“He’s that good he is being commissioned now. He’s an artist in his own right.”
Henry’s work will be shown in a free exhibition at the Grove hotel in Hertfordshire on July 9. His motivational talks on the theme of ‘Pushing Myself’ have been delivered to, among others, Wolverhampton Wanderers, Wigan Warriors and the England Sevens team. His words left a lump in the throats of the full England team when they were shown a video made by him on their tour to New Zealand two years ago.
“Being challenged in life is inevitable; being defeated is optional,” he told them. “This was the fight I needed. It’s an ongoing fight I live with daily.
“It is the striving which makes life meaningful. It’s the challenge, the quest, the undone which really is the meaning life offers me. I now have the belief that the greater the challenge life offers you, the more alive you feel.”
As ever, this weekend the strapping on Will’s left wrist with bear the initials ‘HF’ as a reminder of who he is playing for and what is possible.
If he has to dig to the bottom of his internal pit of energy and emotion to bring the European Cup back to England for the first time in nine years, so be it.
Saracens have done their time as European bridesmaids. They have been a permanent feature in the knockout stages for the past five seasons, reaching the final in 2014 only to be steamrollered by Toulon.
This season it is the English champions who have been doing the steamrollering. They average 34 points per game in Europe – more than anyone else.
Opponents Racing 92, with Dan Carter and Co, will be a formidable adversary but the sense is this could be Saracens’ time. “I wouldn’t say it is set up for us but we have learnt from our past experiences of big games,” said Fraser. “That showed in our quarter-final and semi-final, when we went behind and were able to stay calm and show resilience to regain control. This is a huge opportunity.”
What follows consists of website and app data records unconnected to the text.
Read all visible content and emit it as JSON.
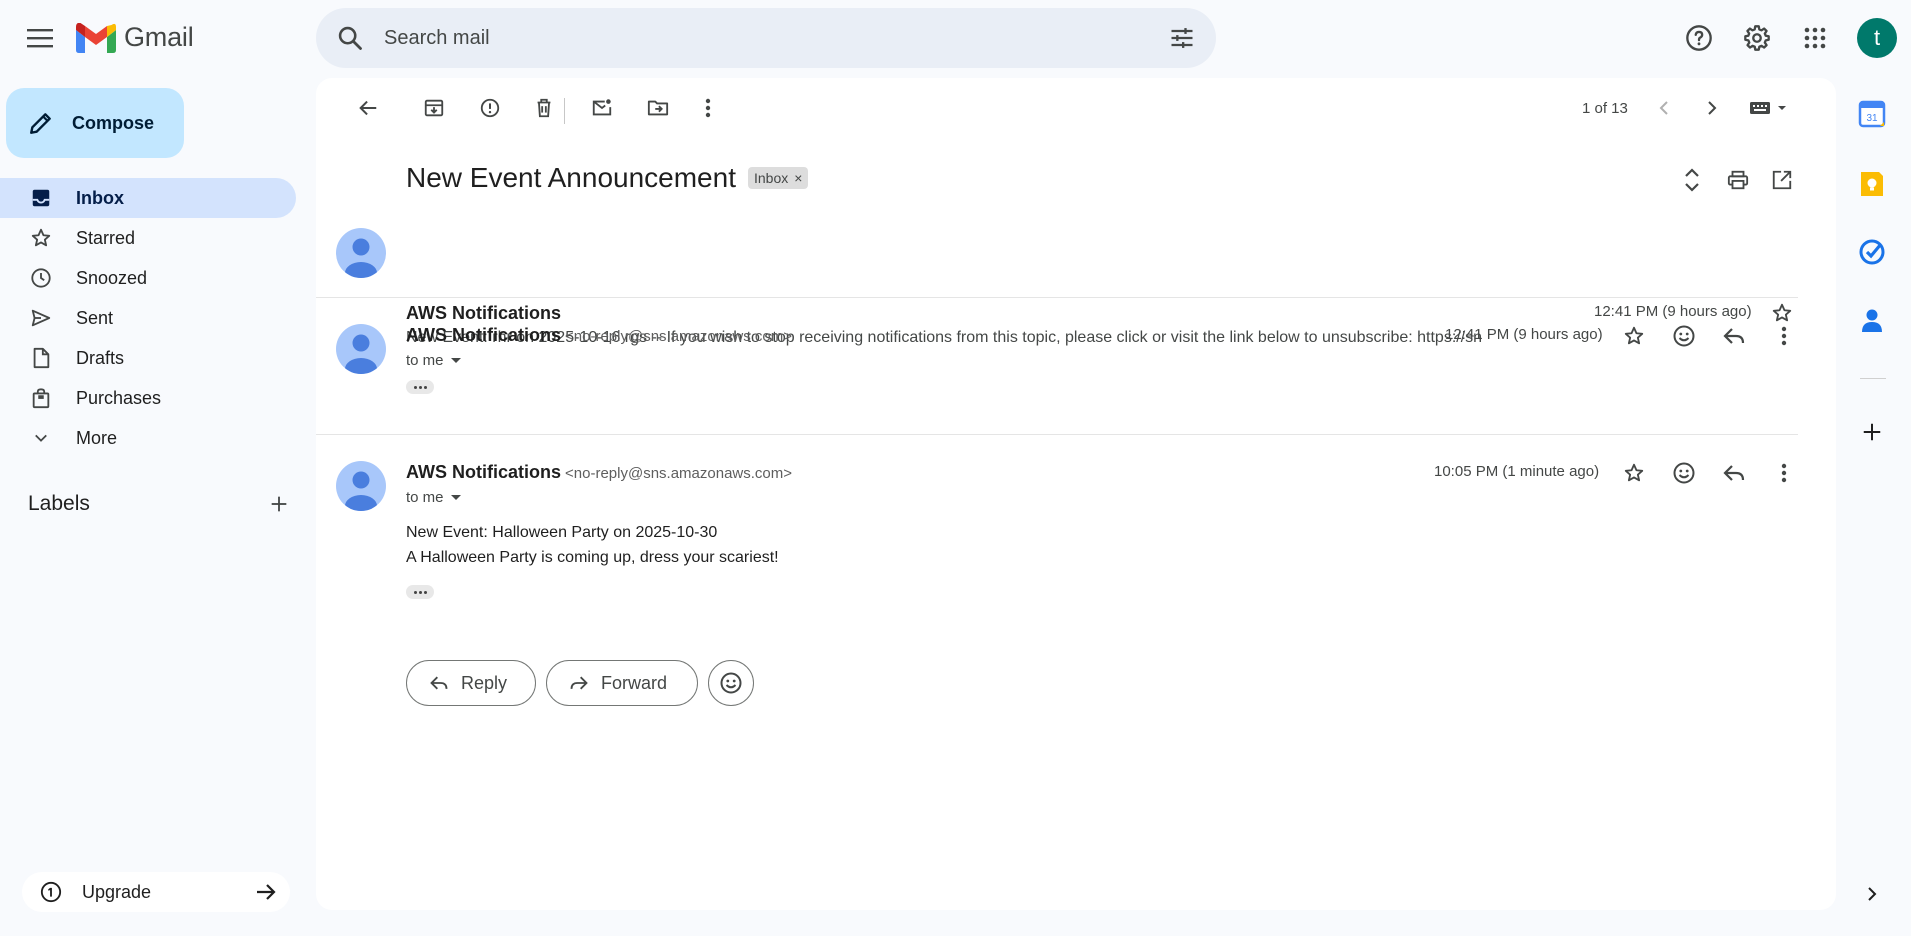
{
  "app": {
    "name": "Gmail"
  },
  "search": {
    "placeholder": "Search mail"
  },
  "user": {
    "initial": "t"
  },
  "sidebar": {
    "compose_label": "Compose",
    "items": [
      {
        "label": "Inbox",
        "icon": "inbox-icon",
        "active": true
      },
      {
        "label": "Starred",
        "icon": "star-icon"
      },
      {
        "label": "Snoozed",
        "icon": "clock-icon"
      },
      {
        "label": "Sent",
        "icon": "send-icon"
      },
      {
        "label": "Drafts",
        "icon": "draft-icon"
      },
      {
        "label": "Purchases",
        "icon": "shopping-bag-icon"
      },
      {
        "label": "More",
        "icon": "chevron-down-icon"
      }
    ],
    "labels_title": "Labels",
    "upgrade_label": "Upgrade"
  },
  "toolbar": {
    "pager": "1 of 13"
  },
  "thread": {
    "subject": "New Event Announcement",
    "label_chip": "Inbox",
    "messages": [
      {
        "sender": "AWS Notifications",
        "time": "12:41 PM (9 hours ago)",
        "snippet": "New Event: rhr on 2025-10-16 rgs -- If you wish to stop receiving notifications from this topic, please click or visit the link below to unsubscribe: https://sn"
      },
      {
        "sender": "AWS Notifications",
        "email": "<no-reply@sns.amazonaws.com>",
        "time": "12:41 PM (9 hours ago)",
        "to": "to me"
      },
      {
        "sender": "AWS Notifications",
        "email": "<no-reply@sns.amazonaws.com>",
        "time": "10:05 PM (1 minute ago)",
        "to": "to me",
        "body": [
          "New Event: Halloween Party on 2025-10-30",
          "A Halloween Party is coming up, dress your scariest!"
        ]
      }
    ],
    "reply_label": "Reply",
    "forward_label": "Forward"
  },
  "side_panel": {
    "calendar_day": "31"
  },
  "colors": {
    "background": "#f8fafd",
    "compose": "#c2e7ff",
    "active_nav": "#d3e3fd",
    "avatar": "#00796b",
    "search": "#e9eef6"
  }
}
WASPS’ Australian flanker George Smith has been named players’ player of the year, with Saracens’ Maro Itoje winning the young player award. Wasps defence coach Brad Davis is to join the Ospreys in the summer.
BILL BEAUMONT was yesterday unveiled as World Rugby’s new chairman.